◆ Instructions to follow ◆
Using the data beneath, show every line that includes the word "texto".

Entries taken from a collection
========

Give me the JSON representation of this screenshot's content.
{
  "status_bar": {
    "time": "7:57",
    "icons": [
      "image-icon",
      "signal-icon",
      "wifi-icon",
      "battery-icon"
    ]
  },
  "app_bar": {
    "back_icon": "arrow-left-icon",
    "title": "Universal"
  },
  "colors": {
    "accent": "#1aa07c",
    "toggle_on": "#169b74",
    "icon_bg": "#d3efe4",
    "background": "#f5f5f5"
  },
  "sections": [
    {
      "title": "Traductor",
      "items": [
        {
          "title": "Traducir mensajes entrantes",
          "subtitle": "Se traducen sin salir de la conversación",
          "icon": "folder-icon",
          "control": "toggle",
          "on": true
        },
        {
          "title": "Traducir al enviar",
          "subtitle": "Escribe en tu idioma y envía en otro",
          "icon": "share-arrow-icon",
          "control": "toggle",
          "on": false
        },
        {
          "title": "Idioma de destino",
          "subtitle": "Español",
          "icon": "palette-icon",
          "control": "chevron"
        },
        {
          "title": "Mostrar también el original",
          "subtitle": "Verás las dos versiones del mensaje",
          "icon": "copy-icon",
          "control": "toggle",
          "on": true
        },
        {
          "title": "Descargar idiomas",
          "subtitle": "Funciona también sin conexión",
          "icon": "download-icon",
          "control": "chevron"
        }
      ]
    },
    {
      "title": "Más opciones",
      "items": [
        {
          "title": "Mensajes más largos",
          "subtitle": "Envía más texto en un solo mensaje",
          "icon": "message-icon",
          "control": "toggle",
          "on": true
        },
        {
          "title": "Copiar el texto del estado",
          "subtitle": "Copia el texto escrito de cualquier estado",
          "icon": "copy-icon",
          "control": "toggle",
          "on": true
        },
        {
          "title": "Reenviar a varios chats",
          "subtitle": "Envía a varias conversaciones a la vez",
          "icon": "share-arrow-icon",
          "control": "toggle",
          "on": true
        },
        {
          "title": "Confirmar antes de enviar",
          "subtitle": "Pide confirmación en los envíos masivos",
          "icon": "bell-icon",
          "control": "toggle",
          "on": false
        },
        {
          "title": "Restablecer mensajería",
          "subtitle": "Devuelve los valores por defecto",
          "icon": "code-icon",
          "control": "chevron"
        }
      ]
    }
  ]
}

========

◆ Response area ◆
          "subtitle": "Envía más texto en un solo mensaje",
          "title": "Copiar el texto del estado",
          "subtitle": "Copia el texto escrito de cualquier estado",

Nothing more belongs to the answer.